* **Work instructions**: Read through the data, and wherever a line holds the word "title", write that line out.

(Task input begins)

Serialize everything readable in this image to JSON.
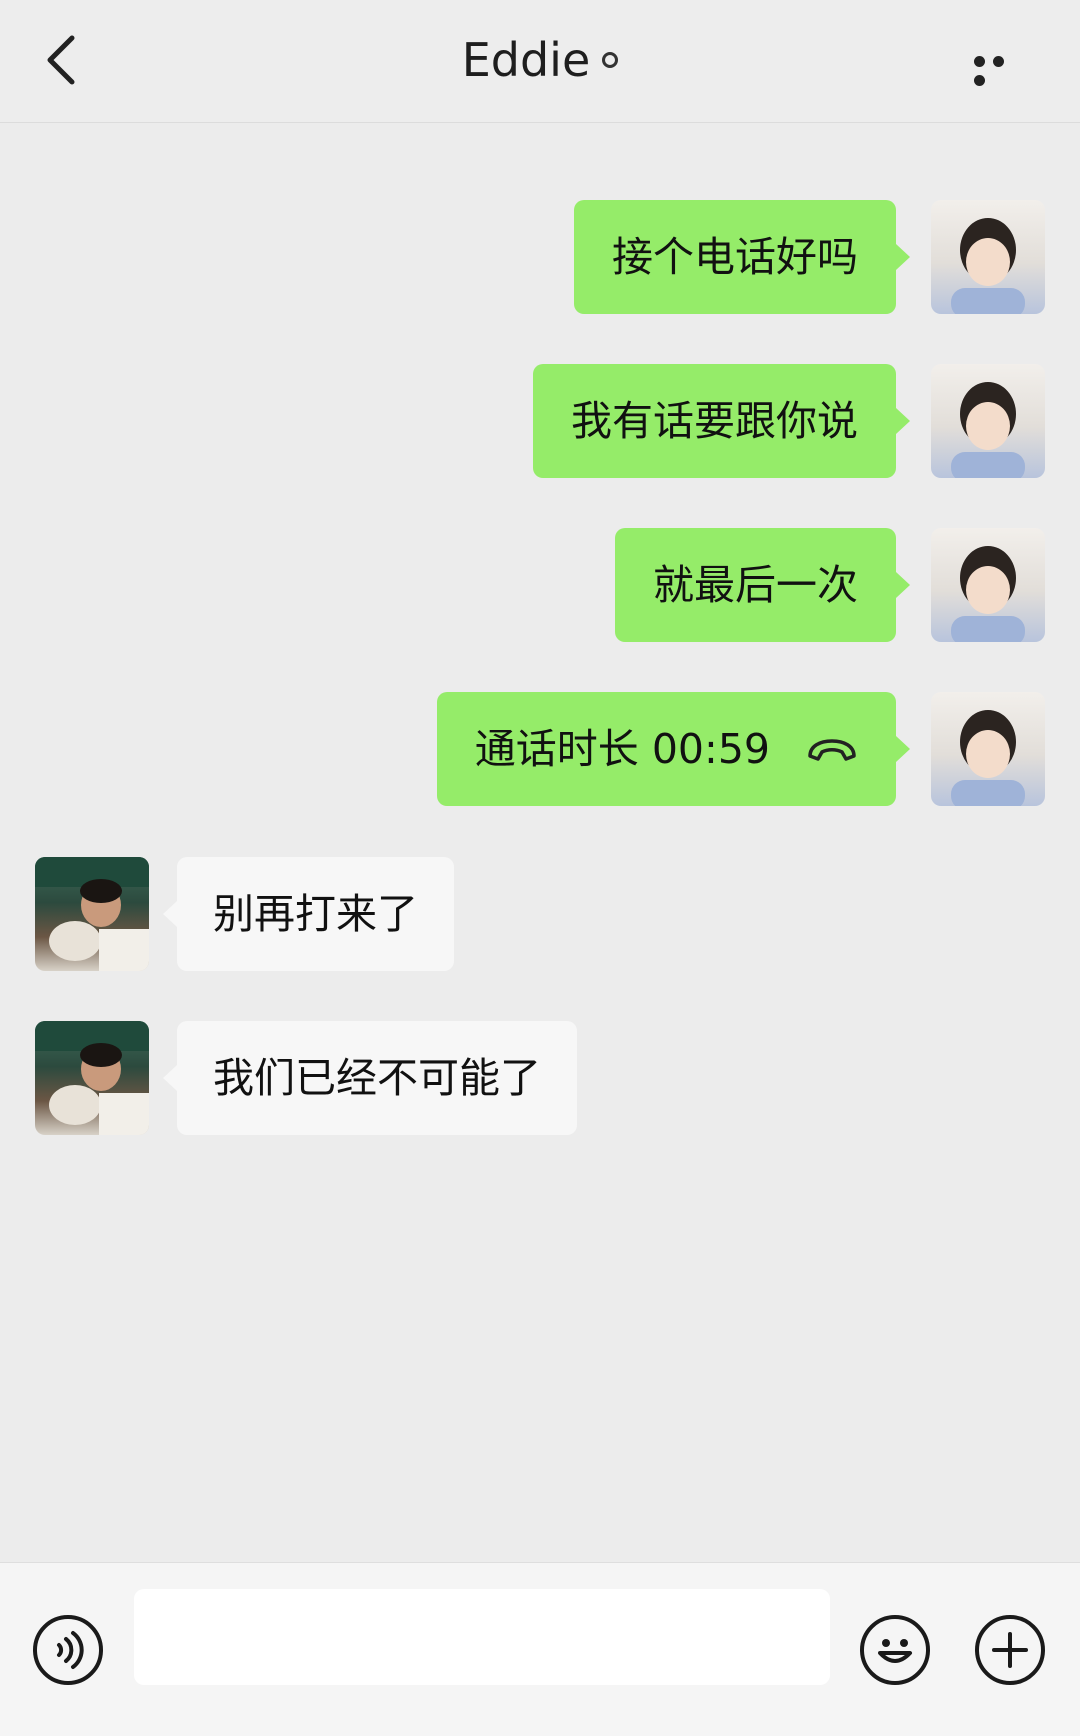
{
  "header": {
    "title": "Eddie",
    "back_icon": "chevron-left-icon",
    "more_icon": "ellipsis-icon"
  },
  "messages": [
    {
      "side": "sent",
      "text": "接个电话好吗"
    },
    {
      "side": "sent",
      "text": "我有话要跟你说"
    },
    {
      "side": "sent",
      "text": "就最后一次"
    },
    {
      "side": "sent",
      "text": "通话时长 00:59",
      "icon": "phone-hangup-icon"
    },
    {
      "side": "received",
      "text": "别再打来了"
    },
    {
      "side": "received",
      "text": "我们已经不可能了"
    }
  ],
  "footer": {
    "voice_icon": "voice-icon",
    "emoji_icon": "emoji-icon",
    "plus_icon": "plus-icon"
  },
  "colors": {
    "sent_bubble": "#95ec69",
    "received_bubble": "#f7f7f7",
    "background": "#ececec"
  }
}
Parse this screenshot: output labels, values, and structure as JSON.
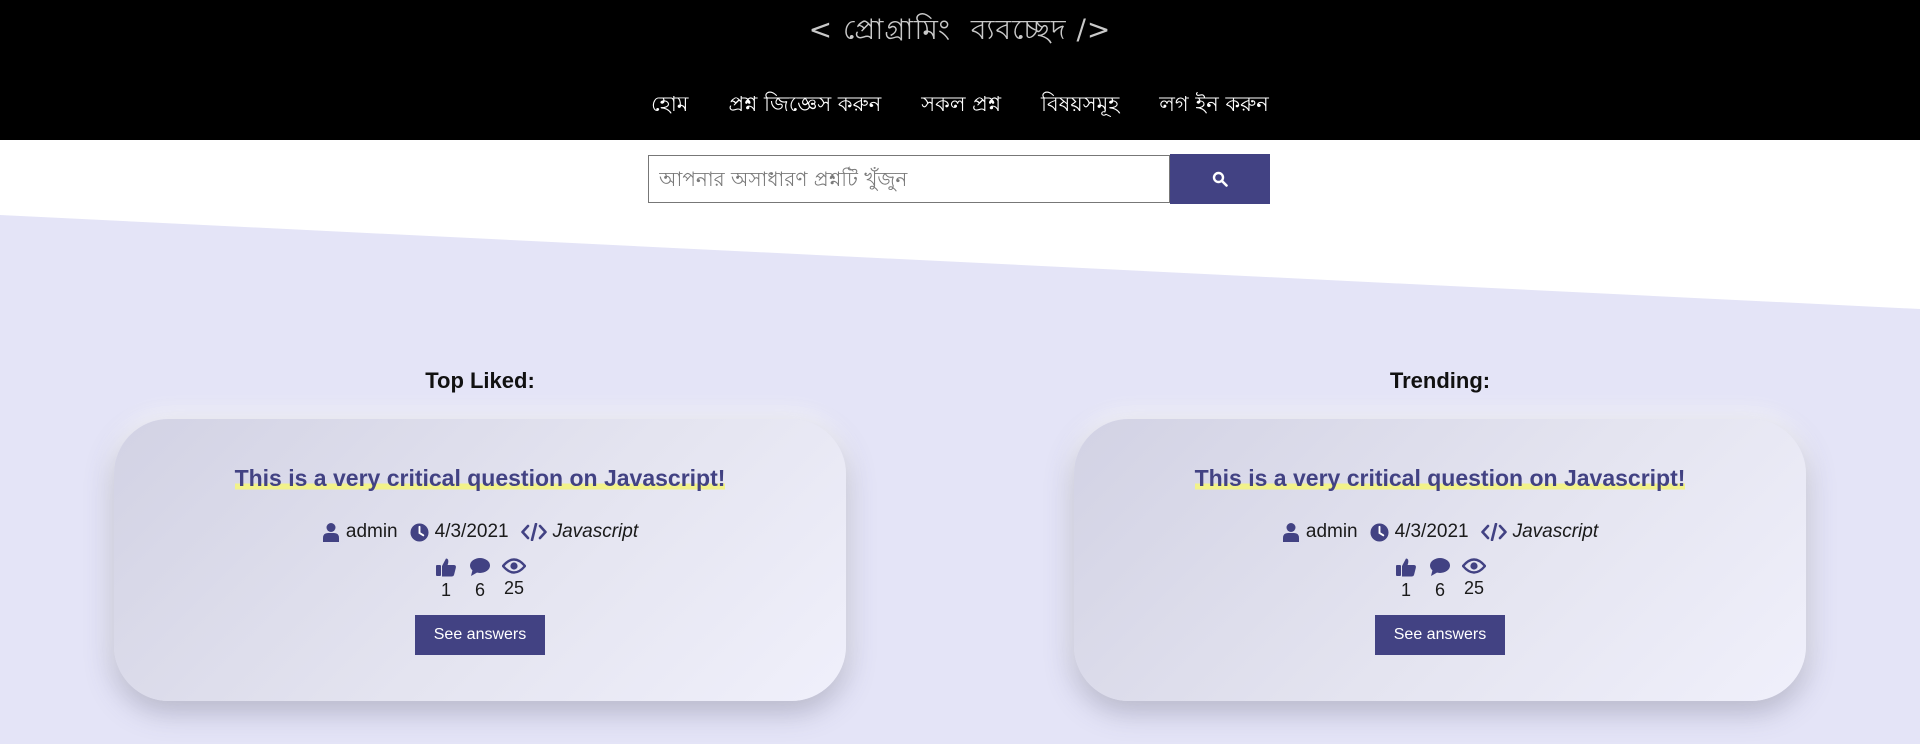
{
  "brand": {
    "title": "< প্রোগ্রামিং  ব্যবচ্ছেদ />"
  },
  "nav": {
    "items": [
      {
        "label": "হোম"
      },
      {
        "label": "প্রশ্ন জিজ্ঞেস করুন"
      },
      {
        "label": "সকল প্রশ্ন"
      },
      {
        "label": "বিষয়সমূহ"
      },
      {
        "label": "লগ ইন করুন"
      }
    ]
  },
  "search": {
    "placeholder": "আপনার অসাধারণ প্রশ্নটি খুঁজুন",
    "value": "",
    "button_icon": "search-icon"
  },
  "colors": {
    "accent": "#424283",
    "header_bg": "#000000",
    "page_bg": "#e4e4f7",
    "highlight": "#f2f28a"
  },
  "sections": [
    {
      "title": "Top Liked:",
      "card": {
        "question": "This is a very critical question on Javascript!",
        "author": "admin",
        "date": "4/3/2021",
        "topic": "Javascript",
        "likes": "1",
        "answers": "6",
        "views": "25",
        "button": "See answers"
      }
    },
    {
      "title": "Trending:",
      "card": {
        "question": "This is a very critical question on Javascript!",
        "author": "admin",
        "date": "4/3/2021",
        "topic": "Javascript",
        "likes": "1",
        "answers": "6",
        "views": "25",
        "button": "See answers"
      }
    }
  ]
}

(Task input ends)

* **Solved problem**:
    "title": "Eddie",
    "title": "< প্রোগ্রামিং  ব্যবচ্ছেদ />"
      "title": "Top Liked:",
      "title": "Trending:",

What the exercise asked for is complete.